## MATERIAL SUPPLIED
▼
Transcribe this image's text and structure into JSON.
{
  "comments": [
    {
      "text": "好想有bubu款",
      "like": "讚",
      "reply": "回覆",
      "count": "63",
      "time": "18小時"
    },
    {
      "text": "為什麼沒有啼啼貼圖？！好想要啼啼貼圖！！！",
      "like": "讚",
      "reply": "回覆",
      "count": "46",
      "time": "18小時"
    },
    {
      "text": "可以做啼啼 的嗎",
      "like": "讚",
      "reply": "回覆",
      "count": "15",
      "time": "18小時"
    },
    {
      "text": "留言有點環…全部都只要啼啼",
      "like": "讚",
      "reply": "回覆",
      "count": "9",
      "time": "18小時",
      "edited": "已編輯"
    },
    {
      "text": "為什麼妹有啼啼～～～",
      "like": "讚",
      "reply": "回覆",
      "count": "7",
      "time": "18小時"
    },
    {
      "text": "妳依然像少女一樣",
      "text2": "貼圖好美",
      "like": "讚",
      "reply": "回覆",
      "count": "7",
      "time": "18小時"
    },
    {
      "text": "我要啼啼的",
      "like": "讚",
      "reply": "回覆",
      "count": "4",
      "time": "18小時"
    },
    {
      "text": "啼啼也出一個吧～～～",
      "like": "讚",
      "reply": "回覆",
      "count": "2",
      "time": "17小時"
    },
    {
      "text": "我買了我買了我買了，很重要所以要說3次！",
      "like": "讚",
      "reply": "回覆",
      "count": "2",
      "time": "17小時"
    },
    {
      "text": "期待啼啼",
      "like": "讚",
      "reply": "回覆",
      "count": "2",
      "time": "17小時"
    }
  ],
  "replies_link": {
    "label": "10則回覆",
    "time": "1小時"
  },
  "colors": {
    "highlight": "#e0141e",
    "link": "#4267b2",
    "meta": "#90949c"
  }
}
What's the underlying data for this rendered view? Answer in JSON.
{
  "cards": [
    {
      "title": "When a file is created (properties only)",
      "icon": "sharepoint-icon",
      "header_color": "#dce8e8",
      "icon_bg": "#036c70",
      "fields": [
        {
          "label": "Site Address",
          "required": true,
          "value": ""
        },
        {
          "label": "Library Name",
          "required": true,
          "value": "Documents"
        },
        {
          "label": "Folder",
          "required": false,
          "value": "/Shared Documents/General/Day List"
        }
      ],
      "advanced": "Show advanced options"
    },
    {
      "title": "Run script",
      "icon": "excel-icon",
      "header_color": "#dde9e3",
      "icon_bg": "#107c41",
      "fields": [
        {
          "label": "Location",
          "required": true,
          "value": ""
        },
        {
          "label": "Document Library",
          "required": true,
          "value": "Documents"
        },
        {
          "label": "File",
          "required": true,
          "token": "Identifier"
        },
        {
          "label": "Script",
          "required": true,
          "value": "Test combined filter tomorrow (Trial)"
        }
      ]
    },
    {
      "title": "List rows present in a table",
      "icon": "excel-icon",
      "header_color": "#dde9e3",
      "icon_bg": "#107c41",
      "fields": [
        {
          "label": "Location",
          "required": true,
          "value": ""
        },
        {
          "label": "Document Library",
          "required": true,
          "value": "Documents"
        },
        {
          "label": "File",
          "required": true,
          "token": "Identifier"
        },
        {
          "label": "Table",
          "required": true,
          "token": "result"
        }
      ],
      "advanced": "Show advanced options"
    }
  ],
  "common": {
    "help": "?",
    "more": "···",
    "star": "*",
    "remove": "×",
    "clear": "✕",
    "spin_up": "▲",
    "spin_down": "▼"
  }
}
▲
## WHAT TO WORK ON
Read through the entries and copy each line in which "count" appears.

## SOLUTION FOR THIS TASK
      "count": "63",
      "count": "46",
      "count": "15",
      "count": "9",
      "count": "7",
      "count": "7",
      "count": "4",
      "count": "2",
      "count": "2",
      "count": "2",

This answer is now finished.